EXERCISE INSTRUCTIONS: From the material below, copy each line that holds the word "legend".
== DATA EXTRACT
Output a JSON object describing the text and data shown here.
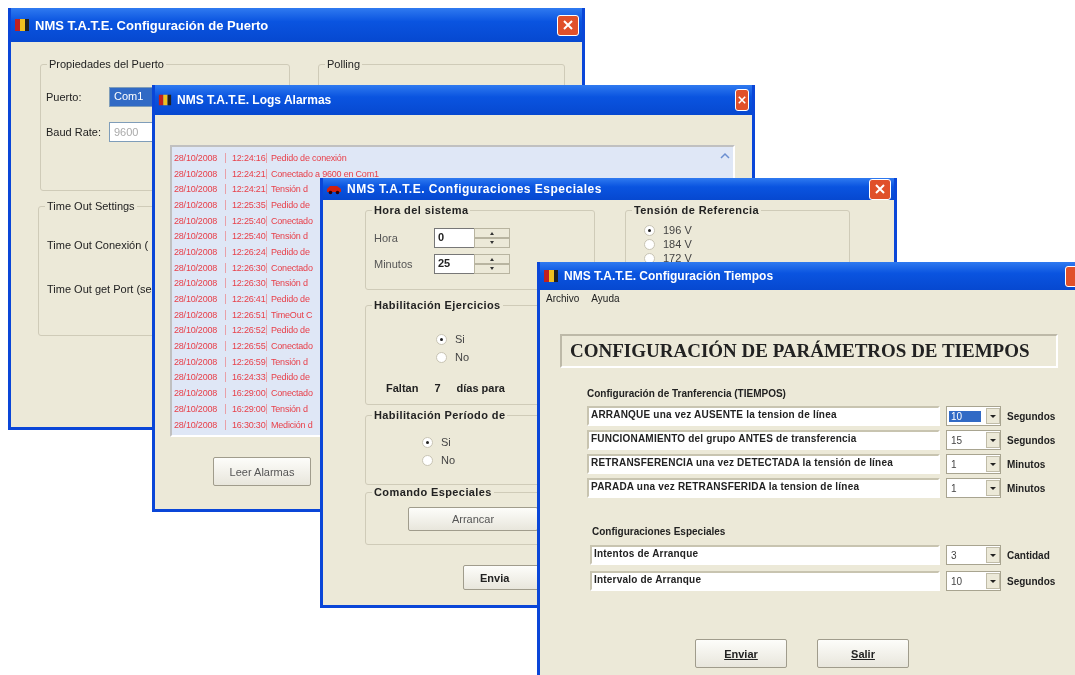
{
  "port_window": {
    "title": "NMS T.A.T.E. Configuración de Puerto",
    "port_group": {
      "legend": "Propiedades del Puerto",
      "port_label": "Puerto:",
      "port_value": "Com1",
      "baud_label": "Baud Rate:",
      "baud_value": "9600"
    },
    "polling_group": {
      "legend": "Polling"
    },
    "timeout_group": {
      "legend": "Time Out Settings",
      "labels": [
        "Time Out Conexión (",
        "Time Out get Port (se"
      ]
    }
  },
  "log_window": {
    "title": "NMS T.A.T.E. Logs Alarmas",
    "rows": [
      {
        "date": "28/10/2008",
        "time": "12:24:16",
        "message": "Pedido de conexión"
      },
      {
        "date": "28/10/2008",
        "time": "12:24:21",
        "message": "Conectado a 9600 en Com1"
      },
      {
        "date": "28/10/2008",
        "time": "12:24:21",
        "message": "Tensión d"
      },
      {
        "date": "28/10/2008",
        "time": "12:25:35",
        "message": "Pedido de"
      },
      {
        "date": "28/10/2008",
        "time": "12:25:40",
        "message": "Conectado"
      },
      {
        "date": "28/10/2008",
        "time": "12:25:40",
        "message": "Tensión d"
      },
      {
        "date": "28/10/2008",
        "time": "12:26:24",
        "message": "Pedido de"
      },
      {
        "date": "28/10/2008",
        "time": "12:26:30",
        "message": "Conectado"
      },
      {
        "date": "28/10/2008",
        "time": "12:26:30",
        "message": "Tensión d"
      },
      {
        "date": "28/10/2008",
        "time": "12:26:41",
        "message": "Pedido de"
      },
      {
        "date": "28/10/2008",
        "time": "12:26:51",
        "message": "TimeOut C"
      },
      {
        "date": "28/10/2008",
        "time": "12:26:52",
        "message": "Pedido de"
      },
      {
        "date": "28/10/2008",
        "time": "12:26:55",
        "message": "Conectado"
      },
      {
        "date": "28/10/2008",
        "time": "12:26:59",
        "message": "Tensión d"
      },
      {
        "date": "28/10/2008",
        "time": "16:24:33",
        "message": "Pedido de"
      },
      {
        "date": "28/10/2008",
        "time": "16:29:00",
        "message": "Conectado"
      },
      {
        "date": "28/10/2008",
        "time": "16:29:00",
        "message": "Tensión d"
      },
      {
        "date": "28/10/2008",
        "time": "16:30:30",
        "message": "Medición d"
      }
    ],
    "button": "Leer Alarmas"
  },
  "special_window": {
    "title": "NMS T.A.T.E. Configuraciones Especiales",
    "time_group": {
      "legend": "Hora del sistema",
      "fields": [
        {
          "label": "Hora",
          "value": "0"
        },
        {
          "label": "Minutos",
          "value": "25"
        }
      ]
    },
    "voltage_group": {
      "legend": "Tensión de Referencia",
      "options": [
        {
          "label": "196 V",
          "selected": true
        },
        {
          "label": "184 V",
          "selected": false
        },
        {
          "label": "172 V",
          "selected": false
        }
      ]
    },
    "exercise_group": {
      "legend": "Habilitación Ejercicios",
      "options": [
        {
          "label": "Si",
          "selected": true
        },
        {
          "label": "No",
          "selected": false
        }
      ],
      "remaining": [
        "Faltan",
        "7",
        "días para"
      ]
    },
    "period_group": {
      "legend": "Habilitación Período de",
      "options": [
        {
          "label": "Si",
          "selected": true
        },
        {
          "label": "No",
          "selected": false
        }
      ]
    },
    "command_group": {
      "legend": "Comando Especiales",
      "button": "Arrancar"
    },
    "send_button": "Envia"
  },
  "times_window": {
    "title": "NMS T.A.T.E. Configuración Tiempos",
    "menu": [
      "Archivo",
      "Ayuda"
    ],
    "heading": "CONFIGURACIÓN DE PARÁMETROS DE TIEMPOS",
    "transfer_label": "Configuración de Tranferencia (TIEMPOS)",
    "transfer_rows": [
      {
        "description": "ARRANQUE una vez AUSENTE la tension de línea",
        "value": "10",
        "unit": "Segundos",
        "focused": true
      },
      {
        "description": "FUNCIONAMIENTO del grupo ANTES de transferencia",
        "value": "15",
        "unit": "Segundos",
        "focused": false
      },
      {
        "description": "RETRANSFERENCIA una vez DETECTADA la tensión de línea",
        "value": "1",
        "unit": "Minutos",
        "focused": false
      },
      {
        "description": "PARADA una vez RETRANSFERIDA la tension de línea",
        "value": "1",
        "unit": "Minutos",
        "focused": false
      }
    ],
    "special_label": "Configuraciones Especiales",
    "special_rows": [
      {
        "description": "Intentos de Arranque",
        "value": "3",
        "unit": "Cantidad",
        "focused": false
      },
      {
        "description": "Intervalo de Arranque",
        "value": "10",
        "unit": "Segundos",
        "focused": false
      }
    ],
    "buttons": [
      "Enviar",
      "Salir"
    ]
  }
}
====
ANSWER FOR THIS EXERCISE:
      "legend": "Propiedades del Puerto",
      "legend": "Polling"
      "legend": "Time Out Settings",
      "legend": "Hora del sistema",
      "legend": "Tensión de Referencia",
      "legend": "Habilitación Ejercicios",
      "legend": "Habilitación Período de",
      "legend": "Comando Especiales",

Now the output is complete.